Those who rely on engineering talent to achieve business goals have learned a hard truth in recent years: there’s a shortage of qualified engineering professionals in America. Making matters worse, finding engineers who specialize in IT is even harder. With so much demand and competition for talent, it’s no wonder roles like Software Engineer are among the jobs with the fastest growing pay in 2017. Business leaders who wish to build the best recruitment strategies must have a comprehensive understanding of how the following four trends are making it harder to hire IT engineers.
AI and Robotics Investments are Soaring
As AI and robotics move from the theoretical to the practical, investors are pouring money into the technology. AI startups raised $5 billion in funding last year, a 60% increase over the year before. Major tech players are taking notice, with Google, IBM, Apple, and others aggressively pursuing these startups and technologies.
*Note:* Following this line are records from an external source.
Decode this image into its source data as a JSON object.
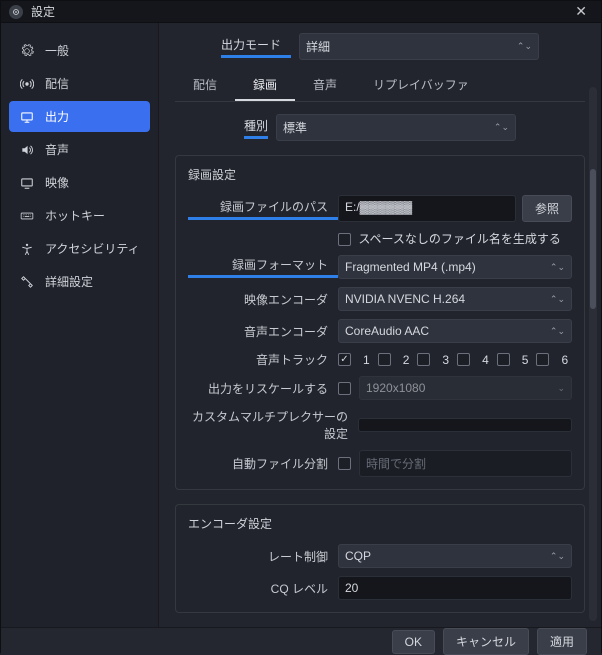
{
  "title": "設定",
  "sidebar": [
    "一般",
    "配信",
    "出力",
    "音声",
    "映像",
    "ホットキー",
    "アクセシビリティ",
    "詳細設定"
  ],
  "sidebar_active": 2,
  "output_mode_label": "出力モード",
  "output_mode_value": "詳細",
  "tabs": [
    "配信",
    "録画",
    "音声",
    "リプレイバッファ"
  ],
  "tab_active": 1,
  "type_label": "種別",
  "type_value": "標準",
  "rec": {
    "title": "録画設定",
    "path_label": "録画ファイルのパス",
    "path_value": "E:/▓▓▓▓▓▓",
    "browse": "参照",
    "nospace_label": "スペースなしのファイル名を生成する",
    "format_label": "録画フォーマット",
    "format_value": "Fragmented MP4 (.mp4)",
    "venc_label": "映像エンコーダ",
    "venc_value": "NVIDIA NVENC H.264",
    "aenc_label": "音声エンコーダ",
    "aenc_value": "CoreAudio AAC",
    "tracks_label": "音声トラック",
    "tracks": [
      "1",
      "2",
      "3",
      "4",
      "5",
      "6"
    ],
    "tracks_checked": [
      true,
      false,
      false,
      false,
      false,
      false
    ],
    "rescale_label": "出力をリスケールする",
    "rescale_value": "1920x1080",
    "mux_label": "カスタムマルチプレクサーの設定",
    "split_label": "自動ファイル分割",
    "split_value": "時間で分割"
  },
  "enc": {
    "title": "エンコーダ設定",
    "rc_label": "レート制御",
    "rc_value": "CQP",
    "cq_label": "CQ レベル",
    "cq_value": "20"
  },
  "footer": {
    "ok": "OK",
    "cancel": "キャンセル",
    "apply": "適用"
  }
}
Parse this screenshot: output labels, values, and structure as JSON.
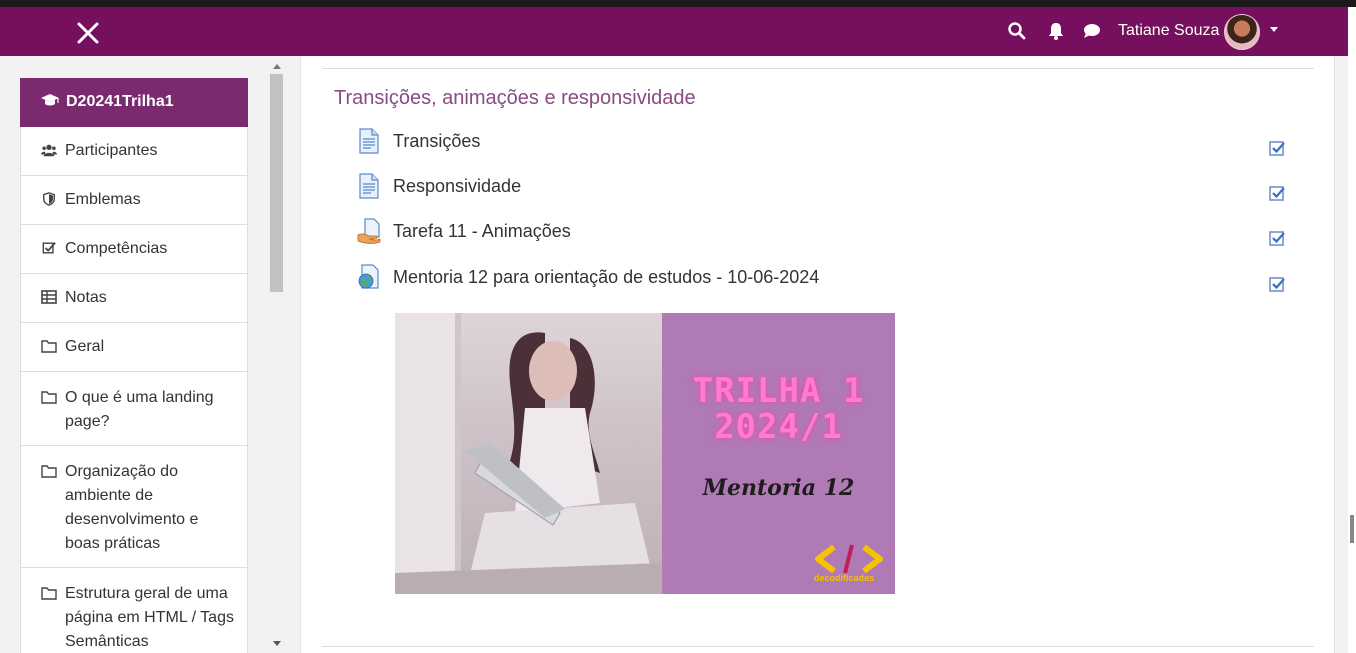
{
  "header": {
    "user_name": "Tatiane Souza",
    "icons": [
      "close-icon",
      "search-icon",
      "bell-icon",
      "chat-icon",
      "chevron-down-icon"
    ],
    "colors": {
      "navbar": "#76105e",
      "accent": "#7b2a6f"
    }
  },
  "sidebar": {
    "course": "D20241Trilha1",
    "items": [
      {
        "label": "Participantes",
        "icon": "users-icon"
      },
      {
        "label": "Emblemas",
        "icon": "shield-icon"
      },
      {
        "label": "Competências",
        "icon": "checkbox-icon"
      },
      {
        "label": "Notas",
        "icon": "table-icon"
      },
      {
        "label": "Geral",
        "icon": "folder-icon"
      },
      {
        "label": "O que é uma landing page?",
        "icon": "folder-icon"
      },
      {
        "label": "Organização do ambiente de desenvolvimento e boas práticas",
        "icon": "folder-icon"
      },
      {
        "label": "Estrutura geral de uma página em HTML / Tags Semânticas",
        "icon": "folder-icon"
      }
    ]
  },
  "main": {
    "section_title": "Transições, animações e responsividade",
    "activities": [
      {
        "label": "Transições",
        "icon": "page-icon",
        "done": true
      },
      {
        "label": "Responsividade",
        "icon": "page-icon",
        "done": true
      },
      {
        "label": "Tarefa 11 - Animações",
        "icon": "assignment-icon",
        "done": true
      },
      {
        "label": "Mentoria 12 para orientação de estudos - 10-06-2024",
        "icon": "url-icon",
        "done": true
      }
    ],
    "banner": {
      "line1": "TRILHA 1",
      "line2": "2024/1",
      "subtitle": "Mentoria 12",
      "logo_text": "decodificadas"
    }
  }
}
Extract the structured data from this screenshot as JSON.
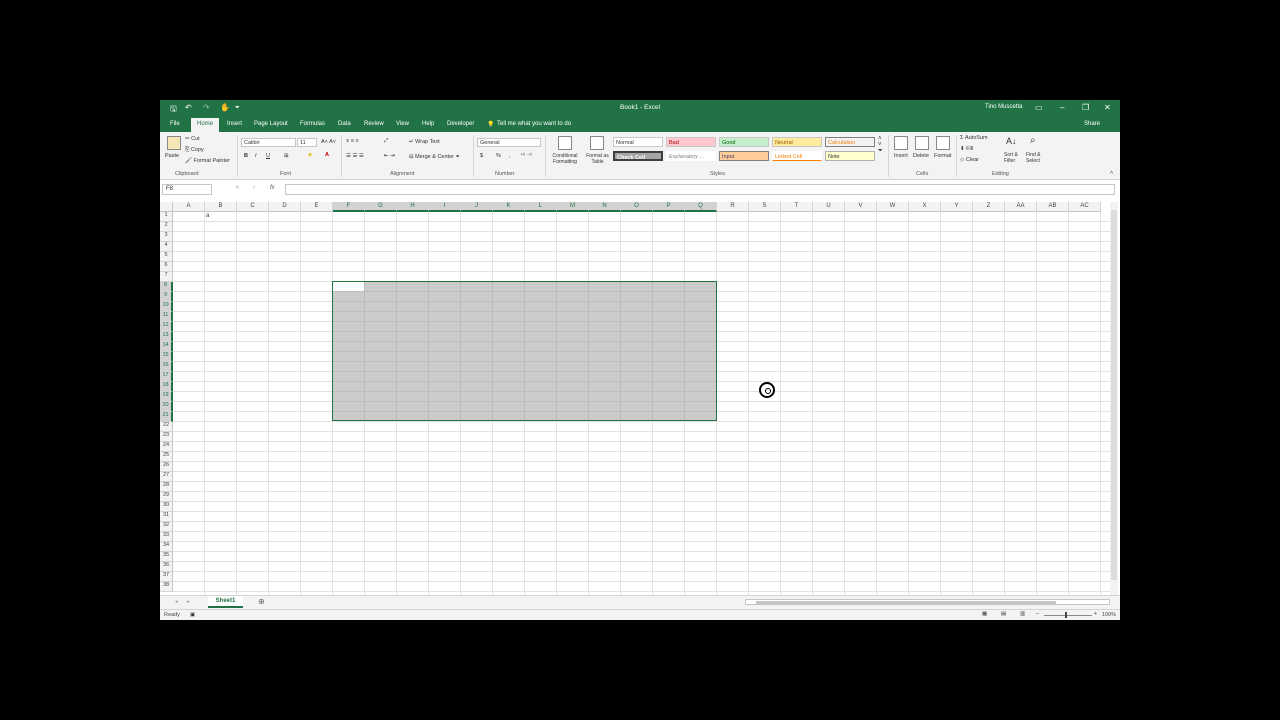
{
  "title": "Book1 - Excel",
  "user": "Tino Muscetta",
  "window_buttons": {
    "ribbon_display": "▭",
    "minimize": "–",
    "restore": "❐",
    "close": "✕"
  },
  "quick_access": {
    "save": "🖫",
    "undo": "↶",
    "redo": "↷",
    "touch": "✋",
    "customize": "⏷"
  },
  "tabs": [
    "File",
    "Home",
    "Insert",
    "Page Layout",
    "Formulas",
    "Data",
    "Review",
    "View",
    "Help",
    "Developer"
  ],
  "tell_me": "Tell me what you want to do",
  "share": "Share",
  "ribbon": {
    "clipboard": {
      "paste": "Paste",
      "cut": "Cut",
      "copy": "Copy",
      "format_painter": "Format Painter",
      "label": "Clipboard"
    },
    "font": {
      "name": "Calibri",
      "size": "11",
      "bold": "B",
      "italic": "I",
      "underline": "U",
      "label": "Font"
    },
    "alignment": {
      "wrap": "Wrap Text",
      "merge": "Merge & Center",
      "label": "Alignment"
    },
    "number": {
      "format": "General",
      "dollar": "$",
      "percent": "%",
      "comma": ",",
      "label": "Number"
    },
    "styles": {
      "conditional": "Conditional Formatting",
      "format_as_table": "Format as Table",
      "cells": [
        "Normal",
        "Bad",
        "Good",
        "Neutral",
        "Calculation",
        "Check Cell",
        "Explanatory ...",
        "Input",
        "Linked Cell",
        "Note"
      ],
      "label": "Styles"
    },
    "cells": {
      "insert": "Insert",
      "delete": "Delete",
      "format": "Format",
      "label": "Cells"
    },
    "editing": {
      "autosum": "AutoSum",
      "fill": "Fill",
      "clear": "Clear",
      "sort": "Sort & Filter",
      "find": "Find & Select",
      "label": "Editing"
    }
  },
  "name_box": "F8",
  "fx": "fx",
  "columns": [
    "A",
    "B",
    "C",
    "D",
    "E",
    "F",
    "G",
    "H",
    "I",
    "J",
    "K",
    "L",
    "M",
    "N",
    "O",
    "P",
    "Q",
    "R",
    "S",
    "T",
    "U",
    "V",
    "W",
    "X",
    "Y",
    "Z",
    "AA",
    "AB",
    "AC"
  ],
  "rows": [
    "1",
    "2",
    "3",
    "4",
    "5",
    "6",
    "7",
    "8",
    "9",
    "10",
    "11",
    "12",
    "13",
    "14",
    "15",
    "16",
    "17",
    "18",
    "19",
    "20",
    "21",
    "22",
    "23",
    "24",
    "25",
    "26",
    "27",
    "28",
    "29",
    "30",
    "31",
    "32",
    "33",
    "34",
    "35",
    "36",
    "37",
    "38"
  ],
  "selected_columns": [
    "F",
    "G",
    "H",
    "I",
    "J",
    "K",
    "L",
    "M",
    "N",
    "O",
    "P",
    "Q"
  ],
  "selected_rows": [
    "8",
    "9",
    "10",
    "11",
    "12",
    "13",
    "14",
    "15",
    "16",
    "17",
    "18",
    "19",
    "20",
    "21"
  ],
  "cell_b1": "a",
  "sheet_tab": "Sheet1",
  "add_sheet": "⊕",
  "status": "Ready",
  "zoom": "100%",
  "colors": {
    "accent": "#217346",
    "selection": "#a0a0a0"
  }
}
The aerospace industry has also recognized the power that AI and robotics hold, with Boeing recently investing $1 billion in a new factory for the efficient streamlining of production. This comes as no surprise, with Boeing successfully implementing a mobile system of robots to rivet planes at their 777 factory in Washington.
With these technologies finally taking flight in multiple industries, the demand for engineers will continue to rise at exponential rates. It takes talented tech engineers to not just create AI programs that determine the movements of a robot, but to also maintain those systems through updates, troubleshoot them when they fail, and monitor their performance. As demand rises alongside industry investment, there’s no question it will get even harder to hire IT engineers. And this is no fad; with a worldwide backlog of 13,300 planes and growing, major players will be investing in AI and robotics solutions for years to come.
International Talent Numbers are Declining
At a time when organizations are struggling to find qualified engineering candidates, it’s an unfortunate fact that the already-miniscule talent pool is about to become even smaller. Engineering schools have seen a 30% drop in international student applications over last year, a statistic that becomes more alarming taking into account these students make up 55% of those studying engineering and computer science in the U.S. Some programs even have enrollments that are 90% international students.
Regardless of political affiliation, the visa and immigration confusion currently happening in government is directly scaring away the talented future engineers that schools and organizations rely on for survival. Canada has taken notice and quickly moved to capitalize on the trend by easing immigration policies to attract the talent that would have otherwise brought their skill set to America. These stark warning signs point to a full-blown engineering hiring crisis ahead.
Focus on Safety Increases
When it comes to risk, businesses prefer the kind that is carefully and strategically calculated in a conference room, not the kind that comes with high-priced lawsuits. In many situations where one inept calculation can spell disaster, engineering roles are directly responsible for the safety of human beings. Recently, an engineer was on trial for the partial collapse of a mall that killed two and injured more than 20. This terrible event has resulted in many calling for tighter engineering regulations.
Engineering talent that is at the top of their game and following all applicable protocols and industry standards is critical to safety and business success. Should an engineer skimp on a process and an accident happens, they likely will not be exonerated like the engineer in the above news story. Not only that, but their employer could end up on the hook for millions in a lost lawsuit. Whether it’s increased regulations or just extra public scrutiny, an increasing focus on safety drives up demand (and competition) for the best engineers with flawless records.
Most Solutions Take Time
The strong demand and low supply of engineering talent is not a secret, and schools across the country see this shortage as an opportunity to invest in the field. Marshall University’s $56 million-dollar new engineering facilities have spiked enrollment. UTEP is spending millions to attract new engineering faculty, Mount Union in Ohio just announced three new engineering programs, and Georgia Southern University was recently approved to offer six new degree programs in their College of Engineering and Information Technology.
This movement in education to increase the number of knowledgeable engineering professionals provides hope for the future of the industry. However, a boost to the available talent pool is still years away. It takes time for new programs to rise and for newly-enrolled students to graduate and enter the job market. While it’s promising to see such investments, and to learn that enrollment for women in engineering programs is increasing due to better inclusion and industry resources, change cannot happen soon enough.
How to Hire IT Engineers
Despite a promising outlook in the future, waiting several years is not an option for a business that needs great IT engineering talent right now. As competition increases, those that are proactive and able to secure the right candidates today are the ones that will enjoy the most success. In such a case, the best way to hire an IT engineer is to partner with the staffing experts that are already connected to the best talent in the field.